Private markets present a difficult picture, with managers often holding the upper hand
Private market manager fees have remained high, particularly in infrastructure and private equity, and have even risen in some cases, with too much money chasing the available supply of opportunity.
“Why have certain very popular private equity managers done away with hurdle rates? The answer is very simple: because they could,” says Anne Feuillen, a Senior Director in bfinance’s Private Markets division in the report.
“But this has a meaningful negative impact on net returns and reduces the alignment of interests between GP and LP. It is very hard for investors in this fundraising climate to say: ‘No, that is a step too far.’”
However, there are certain areas within private markets where fees have come down a great deal. The report highlights private debt strategies where base fees have fallen by more than 30% since 2014. Private equity fund of funds, particularly those focused on primaries, have also become significantly less expensive. Investors in these sectors should ensure they capture these savings.
David Vafai, CEO at bfinance, concluded: ““It is important to remember that fees and costs, although they are the focus of this study, are never the most important metrics. Although we point to sectors where significant fee reductions have taken place, and encourage investors to take

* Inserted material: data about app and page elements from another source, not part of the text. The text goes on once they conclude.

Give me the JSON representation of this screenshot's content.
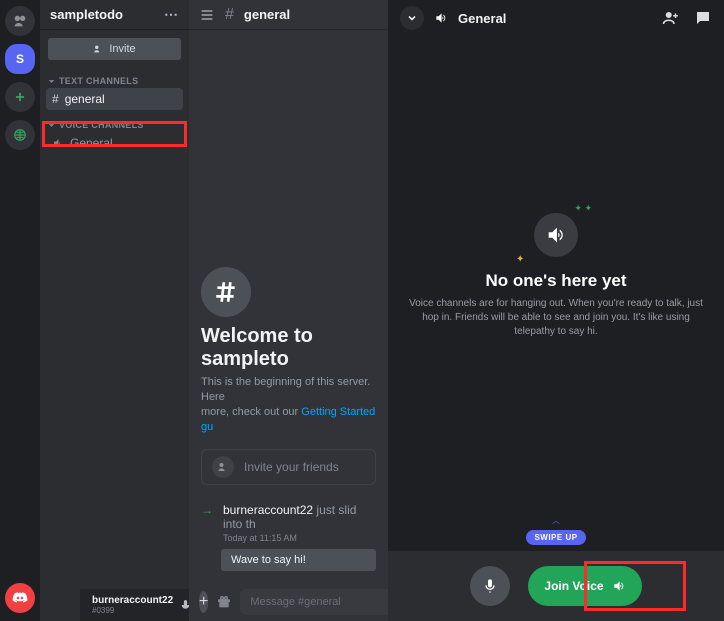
{
  "left": {
    "guilds": {
      "active_letter": "S"
    },
    "server": {
      "name": "sampletodo",
      "invite_button": "Invite"
    },
    "categories": {
      "text": {
        "label": "TEXT CHANNELS",
        "channel": "general"
      },
      "voice": {
        "label": "VOICE CHANNELS",
        "channel": "General"
      }
    },
    "user": {
      "name": "burneraccount22",
      "tag": "#0399"
    },
    "header": {
      "channel": "general"
    },
    "welcome": {
      "title": "Welcome to sampleto",
      "subtitle_a": "This is the beginning of this server. Here",
      "subtitle_b": "more, check out our ",
      "link": "Getting Started gu",
      "invite_friends": "Invite your friends"
    },
    "system": {
      "user": "burneraccount22",
      "text": " just slid into th",
      "timestamp": "Today at 11:15 AM",
      "wave": "Wave to say hi!"
    },
    "composer": {
      "placeholder": "Message #general"
    }
  },
  "right": {
    "header": {
      "title": "General"
    },
    "empty": {
      "title": "No one's here yet",
      "desc": "Voice channels are for hanging out. When you're ready to talk, just hop in. Friends will be able to see and join you. It's like using telepathy to say hi."
    },
    "swipe": "SWIPE UP",
    "join": "Join Voice"
  }
}
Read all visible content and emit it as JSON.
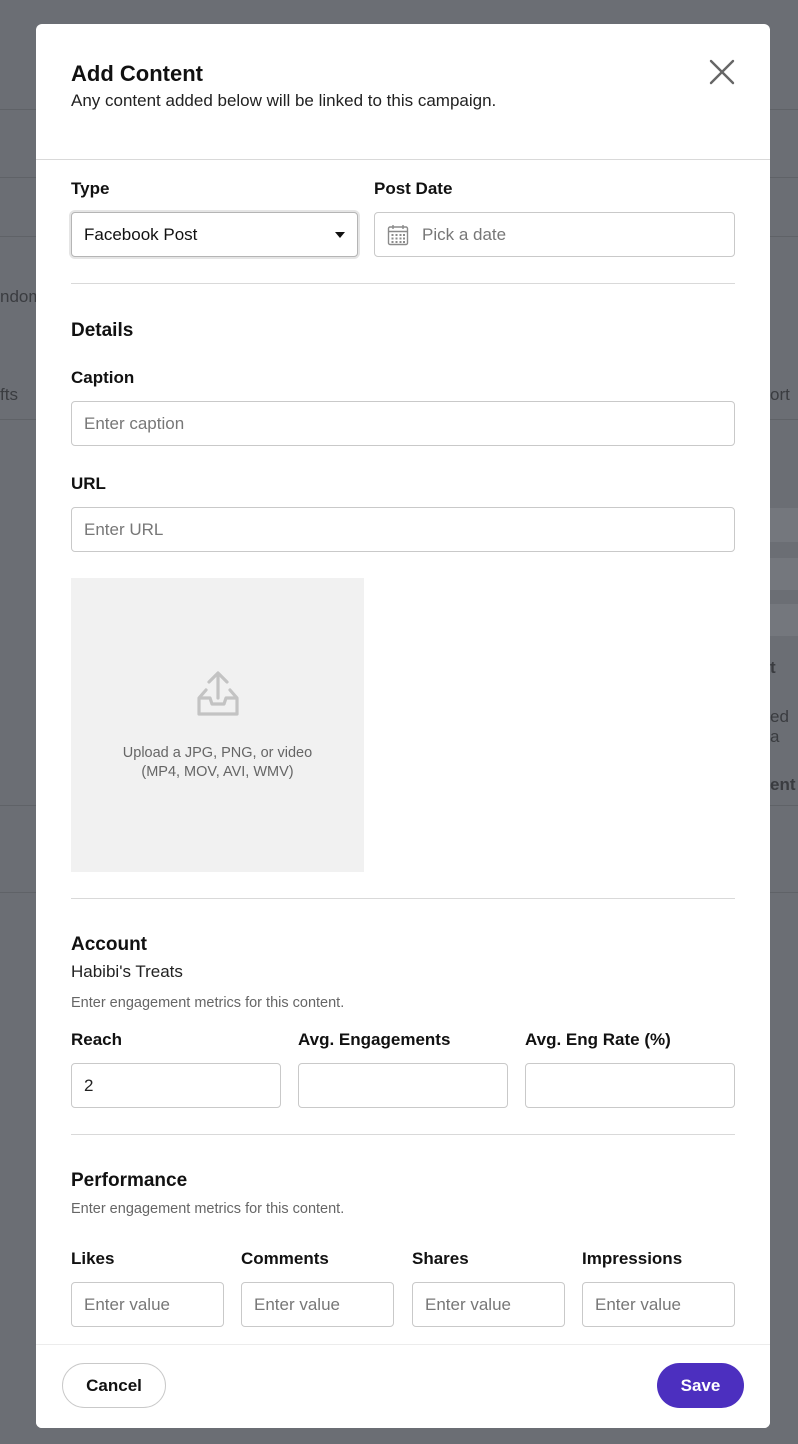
{
  "background": {
    "fragments": [
      "ndom",
      "fts",
      "ort",
      "t",
      "ed a",
      "ent"
    ]
  },
  "modal": {
    "title": "Add Content",
    "subtitle": "Any content added below will be linked to this campaign."
  },
  "type_field": {
    "label": "Type",
    "value": "Facebook Post"
  },
  "post_date": {
    "label": "Post Date",
    "placeholder": "Pick a date"
  },
  "details": {
    "title": "Details",
    "caption_label": "Caption",
    "caption_placeholder": "Enter caption",
    "url_label": "URL",
    "url_placeholder": "Enter URL",
    "upload_line1": "Upload a JPG, PNG, or video",
    "upload_line2": "(MP4, MOV, AVI, WMV)"
  },
  "account": {
    "title": "Account",
    "name": "Habibi's Treats",
    "helper": "Enter engagement metrics for this content.",
    "reach_label": "Reach",
    "reach_value": "2",
    "avg_eng_label": "Avg. Engagements",
    "avg_eng_value": "",
    "avg_eng_rate_label": "Avg. Eng Rate (%)",
    "avg_eng_rate_value": ""
  },
  "performance": {
    "title": "Performance",
    "helper": "Enter engagement metrics for this content.",
    "likes_label": "Likes",
    "comments_label": "Comments",
    "shares_label": "Shares",
    "impressions_label": "Impressions",
    "value_placeholder": "Enter value"
  },
  "footer": {
    "cancel": "Cancel",
    "save": "Save"
  },
  "colors": {
    "primary": "#4c2fbf",
    "overlay": "#6b6e74"
  }
}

advantage of them, we certainly do not seek to advocate cost reduction for its own sake. Value for money is the most important priority and we appreciate that more robust and diversified portfolios may deliver higher net performance despite greater expense.